-- Aim of the exercise --
Return the lines of the data below in which the string "Trainings" occurs.
-------- Material for the task
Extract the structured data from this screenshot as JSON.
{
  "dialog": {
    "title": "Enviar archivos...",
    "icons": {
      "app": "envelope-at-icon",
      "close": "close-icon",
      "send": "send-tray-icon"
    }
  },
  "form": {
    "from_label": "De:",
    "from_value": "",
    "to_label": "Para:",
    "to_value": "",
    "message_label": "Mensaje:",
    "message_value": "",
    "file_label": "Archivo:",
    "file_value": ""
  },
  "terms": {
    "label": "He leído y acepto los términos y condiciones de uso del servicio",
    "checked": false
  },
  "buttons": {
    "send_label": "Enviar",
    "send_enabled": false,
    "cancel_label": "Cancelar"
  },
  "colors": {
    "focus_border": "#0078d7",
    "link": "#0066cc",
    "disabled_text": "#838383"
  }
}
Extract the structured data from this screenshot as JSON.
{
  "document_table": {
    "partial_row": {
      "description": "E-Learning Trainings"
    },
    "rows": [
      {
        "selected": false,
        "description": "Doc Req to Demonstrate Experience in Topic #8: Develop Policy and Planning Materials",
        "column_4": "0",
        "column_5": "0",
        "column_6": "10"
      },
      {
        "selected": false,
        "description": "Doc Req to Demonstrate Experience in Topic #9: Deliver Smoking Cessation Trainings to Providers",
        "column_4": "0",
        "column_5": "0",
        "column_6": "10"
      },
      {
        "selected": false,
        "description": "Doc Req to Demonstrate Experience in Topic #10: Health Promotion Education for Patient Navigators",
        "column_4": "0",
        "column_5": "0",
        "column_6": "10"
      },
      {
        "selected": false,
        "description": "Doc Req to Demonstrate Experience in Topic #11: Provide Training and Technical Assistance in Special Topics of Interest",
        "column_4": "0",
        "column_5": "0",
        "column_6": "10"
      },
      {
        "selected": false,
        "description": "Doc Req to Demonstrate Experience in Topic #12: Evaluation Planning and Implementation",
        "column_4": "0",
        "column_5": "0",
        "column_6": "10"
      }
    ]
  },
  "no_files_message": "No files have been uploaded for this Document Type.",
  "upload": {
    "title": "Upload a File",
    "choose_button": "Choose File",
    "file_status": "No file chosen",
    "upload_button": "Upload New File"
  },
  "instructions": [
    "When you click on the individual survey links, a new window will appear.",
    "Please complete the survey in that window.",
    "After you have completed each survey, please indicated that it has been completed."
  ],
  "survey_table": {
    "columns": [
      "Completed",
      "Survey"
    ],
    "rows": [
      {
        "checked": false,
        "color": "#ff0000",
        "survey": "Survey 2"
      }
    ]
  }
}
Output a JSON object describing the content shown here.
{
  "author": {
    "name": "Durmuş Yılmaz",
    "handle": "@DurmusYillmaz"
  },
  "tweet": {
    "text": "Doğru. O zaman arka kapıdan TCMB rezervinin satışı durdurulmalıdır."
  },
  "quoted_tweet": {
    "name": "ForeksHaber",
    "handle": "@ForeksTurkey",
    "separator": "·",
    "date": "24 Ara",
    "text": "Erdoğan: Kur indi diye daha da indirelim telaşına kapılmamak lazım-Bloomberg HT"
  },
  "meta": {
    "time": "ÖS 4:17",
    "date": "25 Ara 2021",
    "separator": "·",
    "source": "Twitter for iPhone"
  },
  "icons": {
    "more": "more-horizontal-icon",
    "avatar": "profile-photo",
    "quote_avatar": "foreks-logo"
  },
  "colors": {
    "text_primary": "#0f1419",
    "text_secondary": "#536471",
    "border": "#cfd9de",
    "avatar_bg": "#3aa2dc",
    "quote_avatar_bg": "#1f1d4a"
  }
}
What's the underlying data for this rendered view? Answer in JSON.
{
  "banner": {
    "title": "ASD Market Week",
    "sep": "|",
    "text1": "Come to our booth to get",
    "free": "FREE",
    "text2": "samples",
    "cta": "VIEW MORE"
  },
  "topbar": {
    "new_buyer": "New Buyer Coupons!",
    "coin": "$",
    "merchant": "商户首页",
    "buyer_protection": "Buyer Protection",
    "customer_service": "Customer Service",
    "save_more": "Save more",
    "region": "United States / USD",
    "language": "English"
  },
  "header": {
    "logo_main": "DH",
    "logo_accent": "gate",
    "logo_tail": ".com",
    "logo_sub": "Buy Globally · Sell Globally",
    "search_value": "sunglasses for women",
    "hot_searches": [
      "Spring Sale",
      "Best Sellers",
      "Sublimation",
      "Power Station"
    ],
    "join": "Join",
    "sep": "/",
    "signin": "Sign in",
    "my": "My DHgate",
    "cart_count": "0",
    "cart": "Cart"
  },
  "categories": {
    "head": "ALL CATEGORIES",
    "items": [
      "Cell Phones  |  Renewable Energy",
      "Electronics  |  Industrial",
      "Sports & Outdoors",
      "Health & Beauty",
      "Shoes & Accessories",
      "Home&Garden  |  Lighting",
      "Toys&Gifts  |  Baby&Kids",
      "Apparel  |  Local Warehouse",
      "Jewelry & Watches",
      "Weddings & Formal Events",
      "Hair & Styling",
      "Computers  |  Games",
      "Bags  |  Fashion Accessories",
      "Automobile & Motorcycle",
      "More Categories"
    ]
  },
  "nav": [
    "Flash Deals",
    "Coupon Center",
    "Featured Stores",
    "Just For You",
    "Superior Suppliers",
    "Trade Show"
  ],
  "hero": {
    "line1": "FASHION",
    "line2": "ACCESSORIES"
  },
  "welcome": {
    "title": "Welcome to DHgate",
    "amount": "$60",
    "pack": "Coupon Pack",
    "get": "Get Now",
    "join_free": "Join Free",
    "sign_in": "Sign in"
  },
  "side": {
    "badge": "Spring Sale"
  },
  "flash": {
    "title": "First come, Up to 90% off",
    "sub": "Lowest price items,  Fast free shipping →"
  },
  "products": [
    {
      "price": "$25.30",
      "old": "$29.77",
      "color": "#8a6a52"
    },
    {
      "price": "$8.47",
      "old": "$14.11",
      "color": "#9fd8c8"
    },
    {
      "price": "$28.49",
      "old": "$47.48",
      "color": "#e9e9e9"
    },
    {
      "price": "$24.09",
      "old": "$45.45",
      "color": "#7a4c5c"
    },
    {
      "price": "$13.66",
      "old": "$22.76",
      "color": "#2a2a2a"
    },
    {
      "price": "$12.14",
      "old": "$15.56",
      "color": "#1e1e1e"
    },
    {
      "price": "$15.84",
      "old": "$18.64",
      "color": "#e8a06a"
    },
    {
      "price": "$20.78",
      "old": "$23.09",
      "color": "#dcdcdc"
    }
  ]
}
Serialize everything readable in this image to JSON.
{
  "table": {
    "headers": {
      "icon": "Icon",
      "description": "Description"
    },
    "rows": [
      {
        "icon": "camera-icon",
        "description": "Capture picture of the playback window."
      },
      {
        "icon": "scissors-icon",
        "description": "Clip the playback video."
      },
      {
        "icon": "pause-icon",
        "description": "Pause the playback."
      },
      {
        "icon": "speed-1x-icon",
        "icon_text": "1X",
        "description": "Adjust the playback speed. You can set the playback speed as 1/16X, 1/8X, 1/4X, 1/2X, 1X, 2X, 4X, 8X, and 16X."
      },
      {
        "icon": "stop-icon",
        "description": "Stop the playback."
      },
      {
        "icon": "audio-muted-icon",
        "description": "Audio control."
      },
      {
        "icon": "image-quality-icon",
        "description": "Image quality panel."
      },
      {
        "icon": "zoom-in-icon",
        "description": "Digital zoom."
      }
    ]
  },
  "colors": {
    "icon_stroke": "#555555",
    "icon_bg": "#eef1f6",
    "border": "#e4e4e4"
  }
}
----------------
-- Reply --
      "description": "E-Learning Trainings"
        "description": "Doc Req to Demonstrate Experience in Topic #9: Deliver Smoking Cessation Trainings to Providers",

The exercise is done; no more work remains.